  5. JEROME BRUNER Meaningful Learning occurs when students are permitted to make their own discoveries. Structure understanding the basic or fundamental ideas of a subject and how they relate to one another. Discovery Learning discover how ideas relate to each other and to existing knowledge. Bruner argues that teachers should confront children with problems and help them seek solutions either on their own or in a group discussion.

  6. DAVID AUSUBEL Expository Teaching information should be organized and stated in such a way that can be easily related to students' existing knowledge schemes. Meaningful Reception Learning integrate new ideas into existing knowledge schemes.

  7. Transfer Learning Transfer learning occurs when the learning of new information or skills is influenced by previously learned information or skills. During this process POSITIVE TRANSFER - previous learning makes later learning easier.

  8. NOTES, RESEARCH STUDIES AND BIBLIOGRAPHIES

  9. Doll Studies I. Original Study – Kenneth and Mamie Clark * Conducted in the 1940’s in the United States * Study consisted of giving young children the choice between a black or a white doll. * 67% of the black children chose white dolls * Results showed the importance of building an ethnic identity in children * Results indicated that black students’ preferences for white dolls demonstrated their low self-esteem * Used by Thurgood Marshall in Brown v. Board of Education in 1954 by Supreme Court * Contributed to the civil rights movement through awareness of ethnic identity II. Updated Doll Study Based on Clark’s Research - Darelene Powell-Hobson * Conducted in 1985 in the United States * 65% of the black children chose white dolls out of 155 preschool students III. Updated Doll Study Based on Clark’s Research – Sharon McNichol * Conducted in 1980’s in Trinidad * 75% of children chose white dolls out of 144 preschool students IV. UHCL EDUC 4130 Doll Study * Conducted on March 19, 1998 at Houston Elementary School * Grades Pre-K through First grade * Nationalities included African American, Caucasian, Mexican American, and Asian students * 43% of the children chose white dolls out of 37 students * Results indicated the following influenced the selection process based on the children’s responses to the question of why they selected that particular doll: * Nationality of present or past teachers * Resemblance to them or their mothers * Physical appearance of the dolls Conclusion: These studies prove that it is important to build cultural diversity in children of all ethnicity to decrease low self-esteem.

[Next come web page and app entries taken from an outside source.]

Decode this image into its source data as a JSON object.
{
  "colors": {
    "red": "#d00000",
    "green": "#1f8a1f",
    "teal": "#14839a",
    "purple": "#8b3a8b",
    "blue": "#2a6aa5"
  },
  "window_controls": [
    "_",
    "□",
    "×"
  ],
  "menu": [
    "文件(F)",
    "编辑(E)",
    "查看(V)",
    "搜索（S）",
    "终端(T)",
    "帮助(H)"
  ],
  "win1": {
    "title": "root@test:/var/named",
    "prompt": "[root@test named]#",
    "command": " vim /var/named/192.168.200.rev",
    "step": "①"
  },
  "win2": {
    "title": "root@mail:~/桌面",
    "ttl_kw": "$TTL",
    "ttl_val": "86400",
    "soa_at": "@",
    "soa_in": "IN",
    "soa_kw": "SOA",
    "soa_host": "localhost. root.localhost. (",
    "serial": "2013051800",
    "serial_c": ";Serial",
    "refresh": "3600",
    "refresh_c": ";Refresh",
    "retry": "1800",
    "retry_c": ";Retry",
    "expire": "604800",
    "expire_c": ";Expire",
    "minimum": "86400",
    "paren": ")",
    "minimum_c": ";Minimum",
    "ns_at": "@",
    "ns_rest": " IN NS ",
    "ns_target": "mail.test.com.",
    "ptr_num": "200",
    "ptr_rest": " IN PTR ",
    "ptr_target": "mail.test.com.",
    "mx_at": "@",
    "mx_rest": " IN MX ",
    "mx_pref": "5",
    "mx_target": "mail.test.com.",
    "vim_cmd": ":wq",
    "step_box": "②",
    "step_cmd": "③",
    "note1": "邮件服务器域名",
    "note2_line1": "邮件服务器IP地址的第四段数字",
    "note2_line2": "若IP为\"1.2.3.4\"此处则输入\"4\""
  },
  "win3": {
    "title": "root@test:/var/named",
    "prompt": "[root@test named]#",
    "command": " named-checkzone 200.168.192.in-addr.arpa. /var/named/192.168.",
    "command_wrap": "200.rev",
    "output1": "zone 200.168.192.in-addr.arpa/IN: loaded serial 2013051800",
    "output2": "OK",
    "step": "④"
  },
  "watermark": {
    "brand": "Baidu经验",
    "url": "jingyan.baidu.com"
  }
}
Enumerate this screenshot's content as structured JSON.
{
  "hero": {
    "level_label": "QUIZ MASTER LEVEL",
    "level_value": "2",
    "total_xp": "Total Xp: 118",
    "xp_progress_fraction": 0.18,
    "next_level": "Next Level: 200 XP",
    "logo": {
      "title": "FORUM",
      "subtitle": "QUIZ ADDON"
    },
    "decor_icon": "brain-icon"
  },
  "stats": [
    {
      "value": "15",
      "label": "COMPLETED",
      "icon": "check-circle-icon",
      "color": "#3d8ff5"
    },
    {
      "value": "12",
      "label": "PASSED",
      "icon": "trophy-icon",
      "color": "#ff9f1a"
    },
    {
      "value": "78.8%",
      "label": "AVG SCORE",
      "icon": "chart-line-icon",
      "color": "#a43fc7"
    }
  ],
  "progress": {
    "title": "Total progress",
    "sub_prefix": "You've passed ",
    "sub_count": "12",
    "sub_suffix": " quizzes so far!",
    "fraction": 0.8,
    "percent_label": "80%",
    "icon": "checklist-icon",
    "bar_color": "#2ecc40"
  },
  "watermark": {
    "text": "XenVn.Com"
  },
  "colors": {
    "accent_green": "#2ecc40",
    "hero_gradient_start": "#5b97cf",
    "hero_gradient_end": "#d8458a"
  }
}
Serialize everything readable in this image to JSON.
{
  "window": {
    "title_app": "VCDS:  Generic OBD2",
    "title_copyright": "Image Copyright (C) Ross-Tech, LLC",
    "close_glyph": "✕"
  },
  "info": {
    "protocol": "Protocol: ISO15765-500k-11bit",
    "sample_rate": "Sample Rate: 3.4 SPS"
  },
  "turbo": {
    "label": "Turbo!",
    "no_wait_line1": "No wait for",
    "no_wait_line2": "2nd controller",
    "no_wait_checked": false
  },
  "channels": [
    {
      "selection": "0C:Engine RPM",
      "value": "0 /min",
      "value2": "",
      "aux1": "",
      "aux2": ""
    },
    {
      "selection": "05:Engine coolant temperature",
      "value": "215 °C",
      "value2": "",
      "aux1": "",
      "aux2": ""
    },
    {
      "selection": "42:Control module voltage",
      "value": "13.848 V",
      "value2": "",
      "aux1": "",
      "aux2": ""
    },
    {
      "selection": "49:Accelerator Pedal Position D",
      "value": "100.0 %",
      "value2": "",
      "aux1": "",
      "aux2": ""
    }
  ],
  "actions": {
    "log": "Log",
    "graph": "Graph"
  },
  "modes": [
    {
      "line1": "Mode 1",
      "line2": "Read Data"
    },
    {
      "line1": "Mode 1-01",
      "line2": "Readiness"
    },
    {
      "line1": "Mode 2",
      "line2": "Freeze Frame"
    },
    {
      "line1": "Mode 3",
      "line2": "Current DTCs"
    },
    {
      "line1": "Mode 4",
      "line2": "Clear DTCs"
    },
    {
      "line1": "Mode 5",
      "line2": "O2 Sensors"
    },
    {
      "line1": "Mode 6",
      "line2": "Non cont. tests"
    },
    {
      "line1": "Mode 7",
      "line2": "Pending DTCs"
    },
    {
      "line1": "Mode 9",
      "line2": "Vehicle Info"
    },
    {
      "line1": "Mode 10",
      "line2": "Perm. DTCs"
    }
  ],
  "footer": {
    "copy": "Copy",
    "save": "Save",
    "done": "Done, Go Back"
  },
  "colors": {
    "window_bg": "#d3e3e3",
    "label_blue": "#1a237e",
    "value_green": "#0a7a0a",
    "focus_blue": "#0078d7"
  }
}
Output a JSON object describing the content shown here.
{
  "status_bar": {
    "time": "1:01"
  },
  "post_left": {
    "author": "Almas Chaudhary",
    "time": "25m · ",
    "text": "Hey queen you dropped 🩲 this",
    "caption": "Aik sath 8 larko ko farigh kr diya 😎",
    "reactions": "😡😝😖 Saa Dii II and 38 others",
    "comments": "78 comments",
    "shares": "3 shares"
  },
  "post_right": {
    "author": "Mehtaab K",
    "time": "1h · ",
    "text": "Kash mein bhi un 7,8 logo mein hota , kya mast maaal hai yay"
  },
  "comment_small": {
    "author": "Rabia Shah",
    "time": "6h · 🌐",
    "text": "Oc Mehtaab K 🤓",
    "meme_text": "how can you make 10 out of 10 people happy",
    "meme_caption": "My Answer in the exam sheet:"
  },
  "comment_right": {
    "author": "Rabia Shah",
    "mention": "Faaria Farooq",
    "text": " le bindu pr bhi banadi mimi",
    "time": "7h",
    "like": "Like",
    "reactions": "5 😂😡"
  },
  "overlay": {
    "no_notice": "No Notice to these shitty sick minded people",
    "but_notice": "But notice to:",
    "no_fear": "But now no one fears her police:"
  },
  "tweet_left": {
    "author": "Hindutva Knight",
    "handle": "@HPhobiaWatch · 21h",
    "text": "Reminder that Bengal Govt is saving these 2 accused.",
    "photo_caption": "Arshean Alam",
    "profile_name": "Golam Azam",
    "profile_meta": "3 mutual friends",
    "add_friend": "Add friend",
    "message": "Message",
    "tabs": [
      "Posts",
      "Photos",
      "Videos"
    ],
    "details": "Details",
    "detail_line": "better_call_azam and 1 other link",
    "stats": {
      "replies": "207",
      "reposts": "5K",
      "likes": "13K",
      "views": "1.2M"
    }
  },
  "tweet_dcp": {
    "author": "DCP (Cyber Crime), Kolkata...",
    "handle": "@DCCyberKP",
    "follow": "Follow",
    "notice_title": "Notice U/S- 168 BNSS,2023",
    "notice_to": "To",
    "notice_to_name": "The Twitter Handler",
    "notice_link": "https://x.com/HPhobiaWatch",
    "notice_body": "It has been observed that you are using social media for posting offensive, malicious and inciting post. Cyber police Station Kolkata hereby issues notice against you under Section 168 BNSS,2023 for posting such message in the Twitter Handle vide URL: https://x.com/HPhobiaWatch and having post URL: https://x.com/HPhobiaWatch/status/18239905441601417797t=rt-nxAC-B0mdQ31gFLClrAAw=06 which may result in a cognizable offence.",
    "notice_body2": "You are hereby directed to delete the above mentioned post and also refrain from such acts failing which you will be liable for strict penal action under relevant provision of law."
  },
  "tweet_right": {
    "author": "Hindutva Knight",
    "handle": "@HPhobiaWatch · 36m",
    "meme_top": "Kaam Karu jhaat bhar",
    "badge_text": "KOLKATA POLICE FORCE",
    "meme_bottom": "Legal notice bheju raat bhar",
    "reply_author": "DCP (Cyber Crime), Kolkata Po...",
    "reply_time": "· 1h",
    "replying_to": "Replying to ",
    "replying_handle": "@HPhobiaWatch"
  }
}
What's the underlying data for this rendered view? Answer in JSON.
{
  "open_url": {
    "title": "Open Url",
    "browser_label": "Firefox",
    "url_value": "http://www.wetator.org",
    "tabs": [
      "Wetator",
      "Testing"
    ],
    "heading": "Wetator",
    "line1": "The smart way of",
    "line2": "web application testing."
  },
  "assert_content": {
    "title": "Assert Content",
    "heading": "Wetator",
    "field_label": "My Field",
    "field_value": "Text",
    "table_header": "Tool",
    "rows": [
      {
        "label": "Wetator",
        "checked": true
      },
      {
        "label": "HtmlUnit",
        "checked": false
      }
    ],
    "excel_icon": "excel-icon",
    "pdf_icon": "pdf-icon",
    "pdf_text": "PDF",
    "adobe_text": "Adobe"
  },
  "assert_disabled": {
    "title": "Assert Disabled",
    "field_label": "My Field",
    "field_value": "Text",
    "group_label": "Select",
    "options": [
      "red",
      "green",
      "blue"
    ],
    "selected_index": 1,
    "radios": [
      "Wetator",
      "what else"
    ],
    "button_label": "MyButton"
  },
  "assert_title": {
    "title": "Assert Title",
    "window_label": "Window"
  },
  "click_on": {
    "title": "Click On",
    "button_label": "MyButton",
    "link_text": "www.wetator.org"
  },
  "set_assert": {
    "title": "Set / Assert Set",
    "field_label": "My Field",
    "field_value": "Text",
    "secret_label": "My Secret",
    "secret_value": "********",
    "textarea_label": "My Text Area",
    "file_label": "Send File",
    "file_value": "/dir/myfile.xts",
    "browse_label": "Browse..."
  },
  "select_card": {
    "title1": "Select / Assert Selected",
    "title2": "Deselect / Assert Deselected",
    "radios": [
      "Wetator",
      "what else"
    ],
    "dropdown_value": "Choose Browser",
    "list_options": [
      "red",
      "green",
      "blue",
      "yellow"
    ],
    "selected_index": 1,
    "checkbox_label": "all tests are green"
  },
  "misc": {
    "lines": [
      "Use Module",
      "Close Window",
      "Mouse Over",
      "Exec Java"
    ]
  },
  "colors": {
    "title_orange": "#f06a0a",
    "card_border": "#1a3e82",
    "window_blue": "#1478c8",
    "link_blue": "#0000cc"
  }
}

  10. References http://www.daily.umn.edu/gopherarchives/1995/01/30/Classic_studies_on_kids_indicate_facts_about_race http://www.unc.edu/depts/cmse/pre_college/self.html http://www.mankind.org/ss2.htm http://www.edweek.org/ew/vol-07/07270016.h07 http://www.upress.virginia.edu/titles/MACA.html http://www.umn.edu/irp/forums.htm http://family.disney.com/Categories/Learning/Features/family_1996_11/denv/denv199611_adoption/